The MC standard as written is a radical departure from the other 21 substance specific health standards that contain a medical surveillance requirement. Previous health standards recognized that physicians are the only health care practitioners routinely trained in-depth in such areas as toxicology, clinical medicine, evaluation of surveillance results, diagnosing health conditions related to occupational exposures, and the disciplines related to prescribing appropriate treatment, including prescription medications, for any diagnosed condition. See Benzene, 29 CFR 1910.1028, and Formaldehyde, 29 CFR 1910.1048 (1996).
Because of the need to protect workers' health from the harmful effects of workplace exposure to industrial chemicals, and recognizing that the quality of care impacts on the health and safety of the worker, all of these standards require that medical surveillance be performed by or under the supervision of a licensed physician. The MC standard is no different and should also contain this requirement to protect employees from occupational exposures to hazardous and toxic materials.
This defect in the methylene chloride standard puts employees at risk from incorrect diagnosis and treatment. The standard creates an incentive for employers to cut corners by hiring any "licensed health care professional" to conduct the medical surveillance process, even though they may lack the qualifications and training to make an accurate assessment of the employees' health and the effects (or lack thereof) of exposure. For example, a practical nurse may be qualified to perform a medical test and record the results, but is in no way qualified to determine the significance of the result or prescribe appropriate treatment. This loophole is closed, and workers' health protected, if only licensed physicians are permitted to perform or supervise these activities.
The MC standard, with its weakened medical surveillance procedures, undermines OSHA's strong commitment to a safe and healthy work environment. Not only do we think this is the wrong direction for OSHA to be taking, we are astonished that the agency would implement such a drastic and unprecedented change of policy without any notice or opportunity for comment. In section IV of the proposed rule, entitled REQUEST FOR INFORMATION AND COMMENTS, no specific comments are sought concerning the use of other than licensed physicians under the medical surveillance provisions. 56 Fed. Reg. 57036 (1991). No indication was given by OSHA that a significant change in the personnel used to perform medical surveillance was being contemplated.
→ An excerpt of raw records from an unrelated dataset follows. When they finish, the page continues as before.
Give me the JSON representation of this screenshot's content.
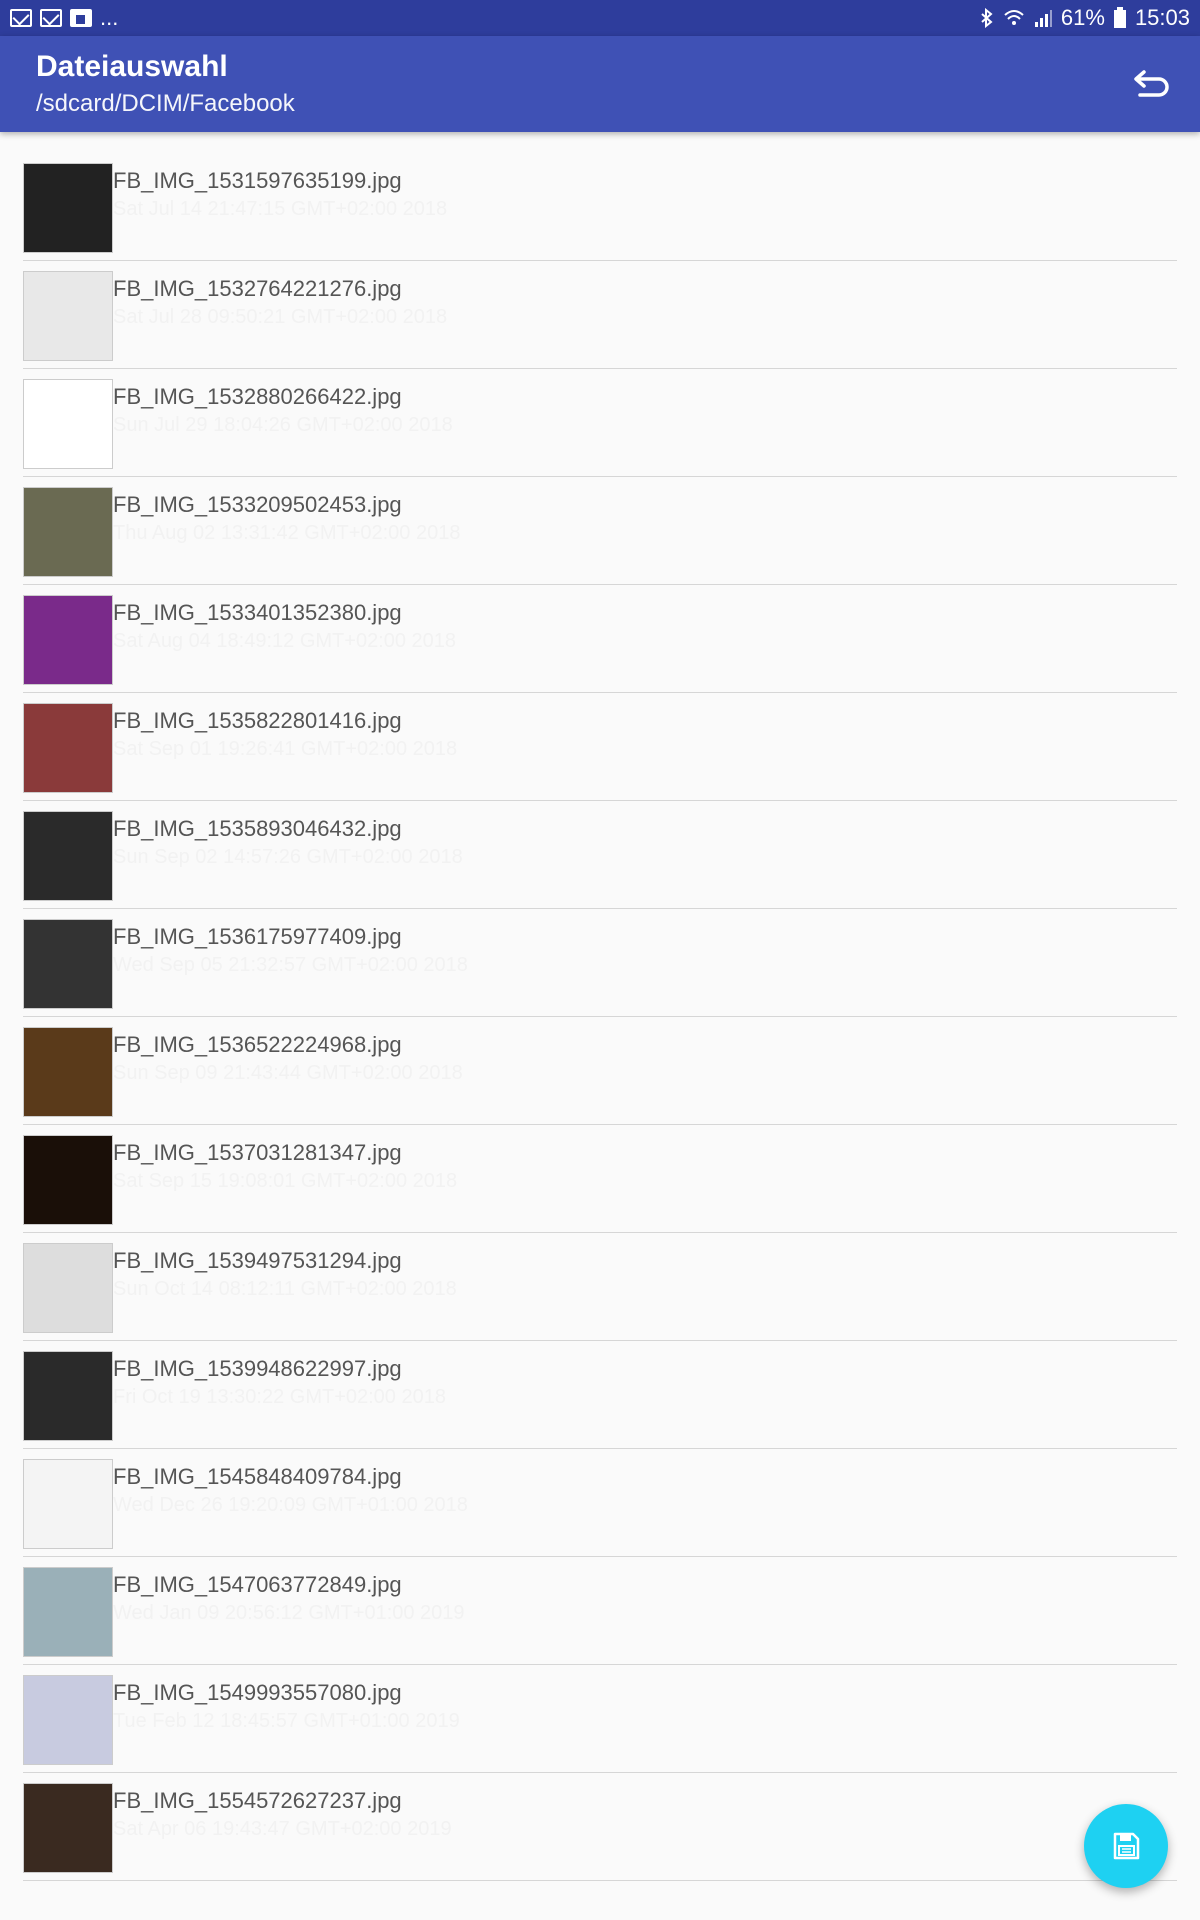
{
  "status_bar": {
    "left_extra": "...",
    "battery": "61%",
    "time": "15:03"
  },
  "app_bar": {
    "title": "Dateiauswahl",
    "path": "/sdcard/DCIM/Facebook",
    "back_icon": "undo-icon"
  },
  "files": [
    {
      "name": "FB_IMG_1531597635199.jpg",
      "date": "Sat Jul 14 21:47:15 GMT+02:00 2018",
      "thumb": "#222222"
    },
    {
      "name": "FB_IMG_1532764221276.jpg",
      "date": "Sat Jul 28 09:50:21 GMT+02:00 2018",
      "thumb": "#e8e8e8"
    },
    {
      "name": "FB_IMG_1532880266422.jpg",
      "date": "Sun Jul 29 18:04:26 GMT+02:00 2018",
      "thumb": "#ffffff"
    },
    {
      "name": "FB_IMG_1533209502453.jpg",
      "date": "Thu Aug 02 13:31:42 GMT+02:00 2018",
      "thumb": "#6a6a52"
    },
    {
      "name": "FB_IMG_1533401352380.jpg",
      "date": "Sat Aug 04 18:49:12 GMT+02:00 2018",
      "thumb": "#7a2a8a"
    },
    {
      "name": "FB_IMG_1535822801416.jpg",
      "date": "Sat Sep 01 19:26:41 GMT+02:00 2018",
      "thumb": "#8a3a3a"
    },
    {
      "name": "FB_IMG_1535893046432.jpg",
      "date": "Sun Sep 02 14:57:26 GMT+02:00 2018",
      "thumb": "#2a2a2a"
    },
    {
      "name": "FB_IMG_1536175977409.jpg",
      "date": "Wed Sep 05 21:32:57 GMT+02:00 2018",
      "thumb": "#333333"
    },
    {
      "name": "FB_IMG_1536522224968.jpg",
      "date": "Sun Sep 09 21:43:44 GMT+02:00 2018",
      "thumb": "#5a3a1a"
    },
    {
      "name": "FB_IMG_1537031281347.jpg",
      "date": "Sat Sep 15 19:08:01 GMT+02:00 2018",
      "thumb": "#1a0f08"
    },
    {
      "name": "FB_IMG_1539497531294.jpg",
      "date": "Sun Oct 14 08:12:11 GMT+02:00 2018",
      "thumb": "#dddddd"
    },
    {
      "name": "FB_IMG_1539948622997.jpg",
      "date": "Fri Oct 19 13:30:22 GMT+02:00 2018",
      "thumb": "#2a2a2a"
    },
    {
      "name": "FB_IMG_1545848409784.jpg",
      "date": "Wed Dec 26 19:20:09 GMT+01:00 2018",
      "thumb": "#f4f4f4"
    },
    {
      "name": "FB_IMG_1547063772849.jpg",
      "date": "Wed Jan 09 20:56:12 GMT+01:00 2019",
      "thumb": "#9ab0b8"
    },
    {
      "name": "FB_IMG_1549993557080.jpg",
      "date": "Tue Feb 12 18:45:57 GMT+01:00 2019",
      "thumb": "#c8cbe0"
    },
    {
      "name": "FB_IMG_1554572627237.jpg",
      "date": "Sat Apr 06 19:43:47 GMT+02:00 2019",
      "thumb": "#3a2a20"
    }
  ],
  "fab": {
    "icon": "save-icon"
  }
}
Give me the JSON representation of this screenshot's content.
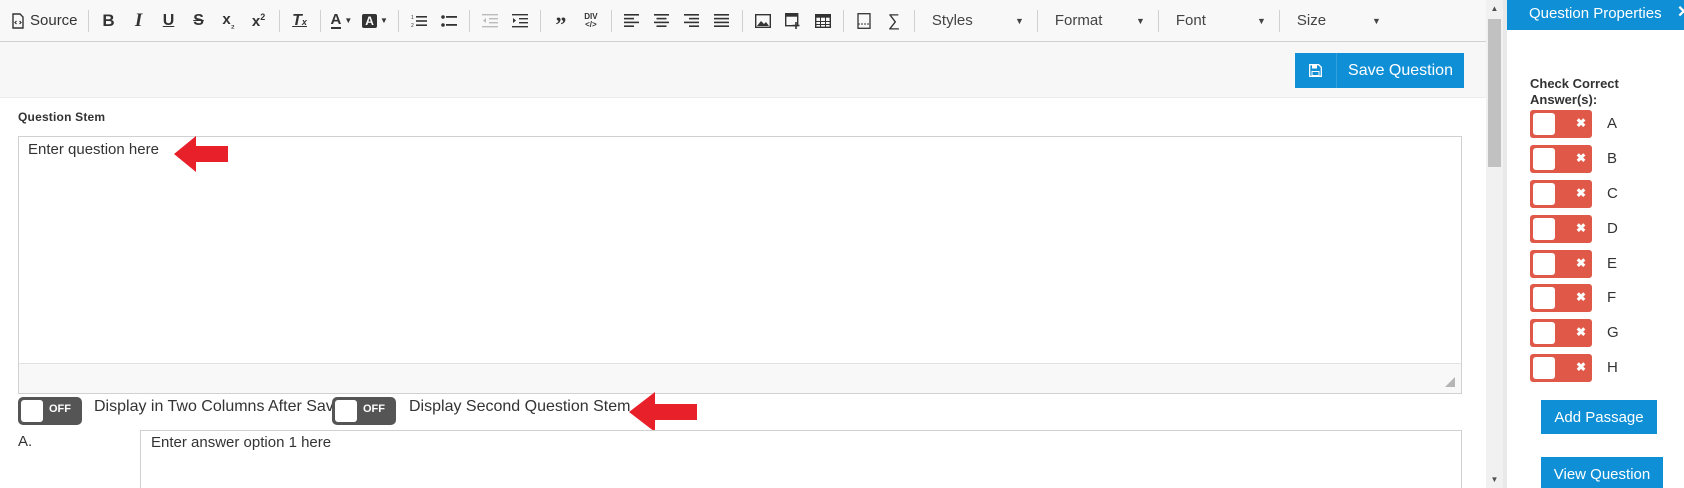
{
  "toolbar": {
    "source_label": "Source",
    "styles_label": "Styles",
    "format_label": "Format",
    "font_label": "Font",
    "size_label": "Size"
  },
  "save_button": {
    "label": "Save Question"
  },
  "question_stem": {
    "label": "Question Stem",
    "text": "Enter question here"
  },
  "toggles": [
    {
      "state": "OFF",
      "label": "Display in Two Columns After Save"
    },
    {
      "state": "OFF",
      "label": "Display Second Question Stem"
    }
  ],
  "answer_option": {
    "label": "A.",
    "text": "Enter answer option 1 here"
  },
  "panel": {
    "title": "Question Properties",
    "close_glyph": "✕",
    "check_label": "Check Correct Answer(s):",
    "answers": [
      "A",
      "B",
      "C",
      "D",
      "E",
      "F",
      "G",
      "H"
    ],
    "add_passage_label": "Add Passage",
    "view_question_label": "View Question"
  },
  "colors": {
    "accent": "#0e8fd6",
    "toggle_off": "#555555",
    "answer_toggle": "#e05848",
    "arrow": "#e8202a"
  }
}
Based on the fact that all prior OSHA health standards require the use of licensed physicians, there was no reason to believe that such a change would occur from the proposed rule to the final rule. Because of the significant impact this change has on the protection of worker health, comments should have been requested. The failure of OSHA to raise this issue for comment in the proposed rule constitutes reason enough for OSHA to modify the final standard and return to a requirement for the use of licensed physicians under the medical surveillance provisions.
ACOEM respectfully submits this petition to implement the foregoing modifications to the final MC standard. These changes will result in consistent medical surveillance requirements across all workplace health standards. By implementing these changes, OSHA will fulfill its mandate to protect the health of workers and ensure the safety of the workplace.
Robert S. Rhodes, MD
President, American College of Occupational
and Environmental Medicine